It's...difficult to say what to make of this. The natives are properly civilized, but then when this one subject is brought up, they regress to their savage ways okay it's not THAT difficult to say what to make of this. Still...we've seen worse. And better! But worse is more likely.
Unfortunately, the story fails to live up to the potential that the surprisingly decent set-up suggested. The mystery is never addressed in any interesting way, let alone solved. WHY exactly is gold now forbidden, and terrifying to everyone? This question is not even nodded at. It just...is what it is.
Donald finds da cartwheelz! Bully for him. I mean, the image is all right. But the question remains: why? Why why why?
Pretty silly--I think it's safe to say that CROCODILES DO NOT WORK LIKE THAT--but I've always liked the visual.
So there you go. The idea that Scrooge is going to row all the way home seems...unrealistic, somehow. But as stinginess goes, it's less unreasonable than some depictions you'll see. Anyway, let's face it, at some point, he's gonna get tired out; there's no getting around it. And then Donald can make some of that money back.
The one thing that always REALLY, REALLY bothered me about this as a kid was the fact that Scrooge ONLY takes a gold wheel. THERE ARE TWO UNIQUE PIECES OF CURRENCY YOU NEED FOR YOUR COLLECTION AND YOU ONLY TOOK ONE OF THEM JEEZ.

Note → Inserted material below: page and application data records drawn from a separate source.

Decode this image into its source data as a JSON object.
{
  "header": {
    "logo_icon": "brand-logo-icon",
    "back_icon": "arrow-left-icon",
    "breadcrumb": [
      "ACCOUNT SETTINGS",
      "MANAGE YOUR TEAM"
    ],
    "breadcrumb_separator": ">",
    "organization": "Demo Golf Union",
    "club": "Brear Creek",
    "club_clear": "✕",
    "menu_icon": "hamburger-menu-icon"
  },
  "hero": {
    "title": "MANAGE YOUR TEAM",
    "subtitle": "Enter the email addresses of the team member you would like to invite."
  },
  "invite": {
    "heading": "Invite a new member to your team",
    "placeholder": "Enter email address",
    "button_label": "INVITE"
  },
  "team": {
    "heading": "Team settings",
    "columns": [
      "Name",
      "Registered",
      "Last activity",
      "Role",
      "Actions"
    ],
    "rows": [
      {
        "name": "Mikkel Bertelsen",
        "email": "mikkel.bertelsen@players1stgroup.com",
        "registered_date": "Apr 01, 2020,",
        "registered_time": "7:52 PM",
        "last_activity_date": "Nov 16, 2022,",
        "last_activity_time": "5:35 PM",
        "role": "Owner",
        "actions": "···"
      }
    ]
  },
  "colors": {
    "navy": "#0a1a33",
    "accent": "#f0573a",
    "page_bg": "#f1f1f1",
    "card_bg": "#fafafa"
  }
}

But what the hey! I like the story enough that I will generously donate my Top 75 Comics Blog medal to it:
Labels: Tony Strobl